“She and I were distant friends while I was an alcoholic. We got together a year after I became sober.”

“She chooses not to go back to a job, and she also isn’t that social, so she mostly stays home.”

“She doesn’t have girlfriends. She doesn’t want to. She is free until 3:30 pm, so I don’t know why she doesn’t socialize or anything.”

“She has refused marriage counseling.”

The OP summed up their situation.

“I stay in my room for 30 minutes-1 hour after work. I called my wife a brat and snapped at her to get out of my meditation room.”

Redditors weighed in by declaring:

  • NTA – Not The A**hole
  • YTA – You’re The A**hole
  • NAH – No A**holes Here
  • ESH – Everyone Sucks Here

Redditors were divided in their judgment, with some saying OP was the a**hole (YTA).

“YTA. I just lost my mom to cancer in Hospice, so I am especially sensitive to what you do. I am also a SAHM myself so I am sensitive to your wife’s burnout as well.”

“My suggestion is that you find a different place to decompress after work. Your family expects and needs you to be present as soon as you walk in the door.”

“It’s not fair to your wife or kids for you to come home, appear in their lives, and then disappear again for an hour, no matter how much you need it or how noble your intentions.” ~ kelsnuggets

“YTA. You know it. I can’t think of anything more demeaning in the circumstances than ‘brat’. And if I’m not mistaken, you consider this small room yours alone.”
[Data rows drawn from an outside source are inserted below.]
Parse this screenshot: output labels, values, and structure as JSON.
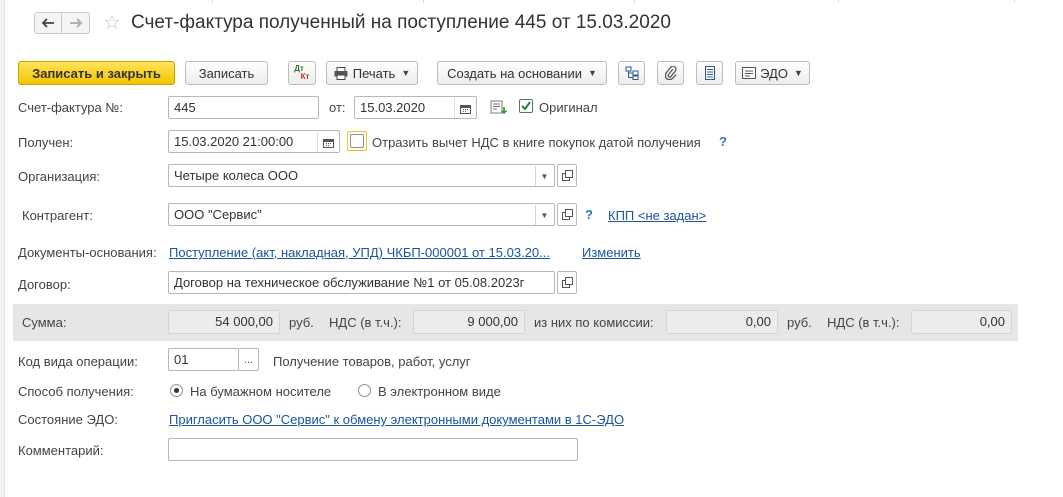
{
  "header": {
    "title": "Счет-фактура полученный на поступление 445 от 15.03.2020",
    "back_icon": "arrow-left-icon",
    "forward_icon": "arrow-right-icon",
    "favorite_icon": "star-icon"
  },
  "toolbar": {
    "save_close_label": "Записать и закрыть",
    "save_label": "Записать",
    "dtkt_top": "Дт",
    "dtkt_bottom": "Кт",
    "print_label": "Печать",
    "create_based_label": "Создать на основании",
    "edo_label": "ЭДО"
  },
  "form": {
    "invoice_label": "Счет-фактура №:",
    "invoice_number": "445",
    "from_label": "от:",
    "invoice_date": "15.03.2020",
    "original_label": "Оригинал",
    "original_checked": true,
    "received_label": "Получен:",
    "received_datetime": "15.03.2020 21:00:00",
    "vat_deduction_label": "Отразить вычет НДС в книге покупок датой получения",
    "vat_deduction_checked": false,
    "help_mark": "?",
    "org_label": "Организация:",
    "org_value": "Четыре колеса ООО",
    "counterparty_label": "Контрагент:",
    "counterparty_value": "ООО \"Сервис\"",
    "kpp_link": "КПП <не задан>",
    "base_docs_label": "Документы-основания:",
    "base_docs_link": "Поступление (акт, накладная, УПД) ЧКБП-000001 от 15.03.20...",
    "change_link": "Изменить",
    "contract_label": "Договор:",
    "contract_value": "Договор на техническое обслуживание  №1 от 05.08.2023г",
    "op_code_label": "Код вида операции:",
    "op_code_value": "01",
    "op_code_btn": "...",
    "op_code_desc": "Получение товаров, работ, услуг",
    "method_label": "Способ получения:",
    "method_paper": "На бумажном носителе",
    "method_electronic": "В электронном виде",
    "method_selected": "paper",
    "edo_state_label": "Состояние ЭДО:",
    "edo_state_link": "Пригласить ООО \"Сервис\" к обмену электронными документами в 1С-ЭДО",
    "comment_label": "Комментарий:",
    "comment_value": ""
  },
  "sums": {
    "sum_label": "Сумма:",
    "sum_value": "54 000,00",
    "currency1": "руб.",
    "vat_label1": "НДС (в т.ч.):",
    "vat_value1": "9 000,00",
    "commission_label": "из них по комиссии:",
    "commission_value": "0,00",
    "currency2": "руб.",
    "vat_label2": "НДС (в т.ч.):",
    "vat_value2": "0,00"
  },
  "colors": {
    "primary_button": "#f4c400",
    "link": "#1a55a0",
    "band": "#e6e6e6"
  }
}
“You and your wife are both 100% responsible for caring for the children 100% of the time. You can’t just pick and choose when parenting is convenient.”

“So, if you come home and your wife can’t do it, then you have to, and if you can’t, then she has to.”
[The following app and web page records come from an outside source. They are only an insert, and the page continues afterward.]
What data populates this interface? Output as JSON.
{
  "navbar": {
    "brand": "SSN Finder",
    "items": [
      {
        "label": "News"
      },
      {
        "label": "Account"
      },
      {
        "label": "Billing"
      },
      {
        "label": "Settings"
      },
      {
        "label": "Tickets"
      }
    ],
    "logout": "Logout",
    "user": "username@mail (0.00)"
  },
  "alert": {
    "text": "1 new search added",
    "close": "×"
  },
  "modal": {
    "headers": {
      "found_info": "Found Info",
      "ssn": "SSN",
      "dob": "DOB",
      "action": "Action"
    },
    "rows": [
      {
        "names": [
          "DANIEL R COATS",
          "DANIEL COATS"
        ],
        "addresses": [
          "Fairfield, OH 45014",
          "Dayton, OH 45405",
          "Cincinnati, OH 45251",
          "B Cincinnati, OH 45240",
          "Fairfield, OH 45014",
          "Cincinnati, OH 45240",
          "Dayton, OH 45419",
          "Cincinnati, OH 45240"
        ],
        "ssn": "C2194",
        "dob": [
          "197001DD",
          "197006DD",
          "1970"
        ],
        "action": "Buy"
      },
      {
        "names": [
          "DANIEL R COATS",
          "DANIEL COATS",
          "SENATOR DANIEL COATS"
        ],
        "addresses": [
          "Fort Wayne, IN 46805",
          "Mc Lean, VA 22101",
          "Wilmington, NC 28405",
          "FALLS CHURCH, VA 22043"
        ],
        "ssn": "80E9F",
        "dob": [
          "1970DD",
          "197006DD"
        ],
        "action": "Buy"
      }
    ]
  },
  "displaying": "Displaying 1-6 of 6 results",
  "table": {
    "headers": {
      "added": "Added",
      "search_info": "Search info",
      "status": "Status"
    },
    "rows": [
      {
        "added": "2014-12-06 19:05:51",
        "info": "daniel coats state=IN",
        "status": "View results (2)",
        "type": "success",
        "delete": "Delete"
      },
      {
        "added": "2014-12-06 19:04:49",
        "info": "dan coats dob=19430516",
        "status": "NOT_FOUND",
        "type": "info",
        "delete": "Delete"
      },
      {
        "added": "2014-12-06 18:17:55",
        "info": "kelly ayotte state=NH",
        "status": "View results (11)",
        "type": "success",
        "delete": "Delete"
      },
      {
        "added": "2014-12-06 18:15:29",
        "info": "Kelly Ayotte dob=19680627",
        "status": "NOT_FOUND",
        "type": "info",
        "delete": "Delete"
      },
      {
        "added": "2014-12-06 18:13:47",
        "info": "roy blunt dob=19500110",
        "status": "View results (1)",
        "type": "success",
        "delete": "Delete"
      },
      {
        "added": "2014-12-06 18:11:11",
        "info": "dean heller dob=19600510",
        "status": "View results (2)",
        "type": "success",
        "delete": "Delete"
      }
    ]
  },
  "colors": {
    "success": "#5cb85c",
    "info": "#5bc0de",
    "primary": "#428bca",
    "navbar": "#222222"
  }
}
“You can’t assume that she will assume sole responsibility from when you leave in the morning until you come home at night and then while you decompress for an hour.”
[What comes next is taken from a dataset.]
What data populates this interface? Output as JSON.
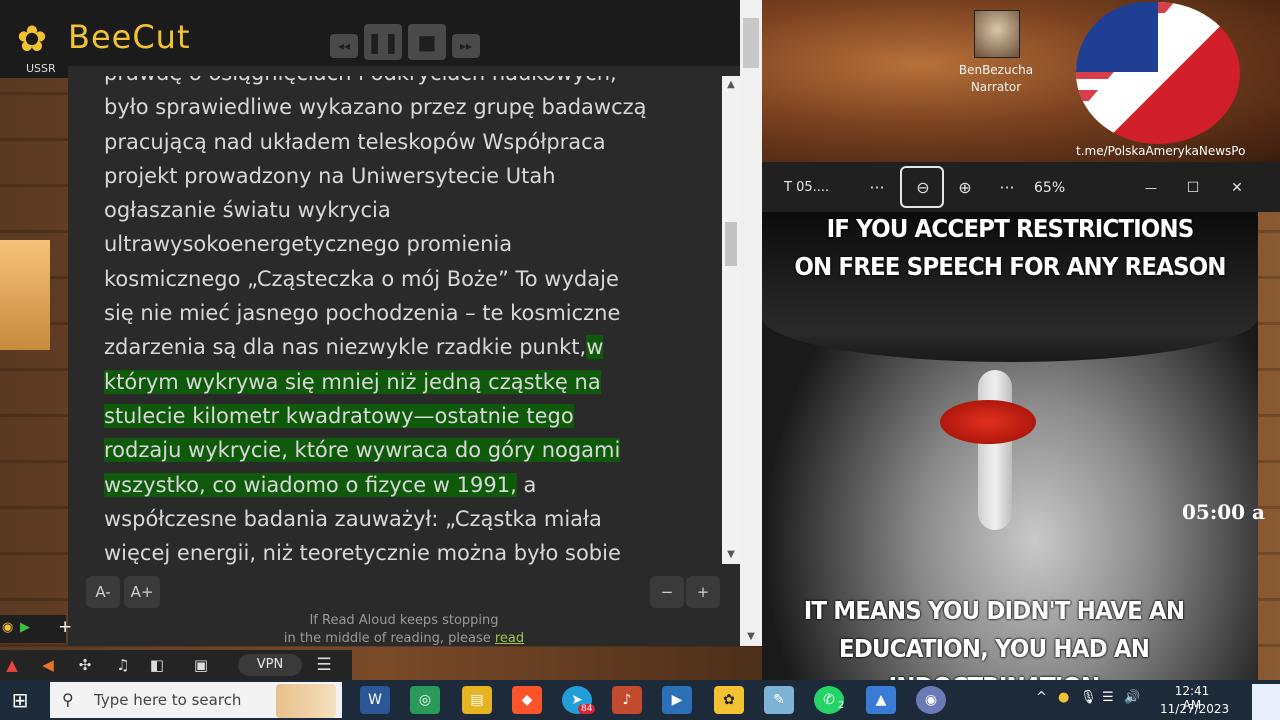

“You want to meditate in your own room while she’s tearing her hair out. That’s crazy talk.” ~ NearbyButterfly8785

Others thought everyone sucked (ESH).

“ESH—it’s not ‘helping’, it’s parenting. Does your wife also have her own room?”

“Also, it’s not okay for her to call you a baby.” ~ ProfessionalShoe430

“ESH. Don’t call her names, and she should give you some time alone.” ~ INFPneedshelp

But the majority decided the OP was not the a**hole (NTA).

“NTA. Pediatric oncology and veterinary medicine are the two medical professions with the highest stress. OP seems to be oncology-adjacent, so it’s no wonder he’s dealing with a high rate of stress.”

“But those jobs are necessary. If OP needs time to decompress after work, he should have it.”

“The wife screaming at him and throwing accusations of drinking—knowing that he’s a recovering alcoholic—is out of line. I’d say borderline, if not fully, emotionally abusive.”

“I’m not sure under those circumstances him finding a place to meditate before coming home would be useful. She’d just berate him for not coming home immediately.” ~ sheath2

“NTA. If your kids were under 4, I could understand the feeling whether it’s justified or not. But at 10 and 6 they’re old enough to not really need any help for the 1/2-1 hour you need to decompress.”

“Sounds like she also despises you. Calling you a baby for having feelings working with dying, sick kids is a weird level of callous.” ~ PoppaJolas

“Being a SAHM isn’t that busy when the kids are in school every day, and the working spouse cooks their breakfasts and dinners, prepares their snacks, takes them to school in the morning, and helps them with their homework in the evening.”

“OP’s wife has a very large chunk of every weekday to do as she pleases.”

“She reacts to the terrible stress and strain of spending a few hours (like 3‽) supervising her 10- and 6-year-old children every weekday afternoon by verbally abusing her husband for daring to take up to an hour for himself.”

“After she’s had 6-7 hours to herself, don’t forget. OP is absolutely NTA, but his wife is a huge one.” ~ GothicGingerbread

It sounds like some adult conversations need to take place.

But if the wife refuses to participate in counseling and can’t stay calm, the OP will need to make some decisions about his job and his marriage.

Written by Amelia Mavis Christnot

Amelia Christnot is an Oglala Lakota, Kanien'kehá:ka Haudenosaunee and Metís Navy brat who settled in the wilds of Northern Maine. A member of the Indigenous Journalists Association, she considers herself another proud Maineiac.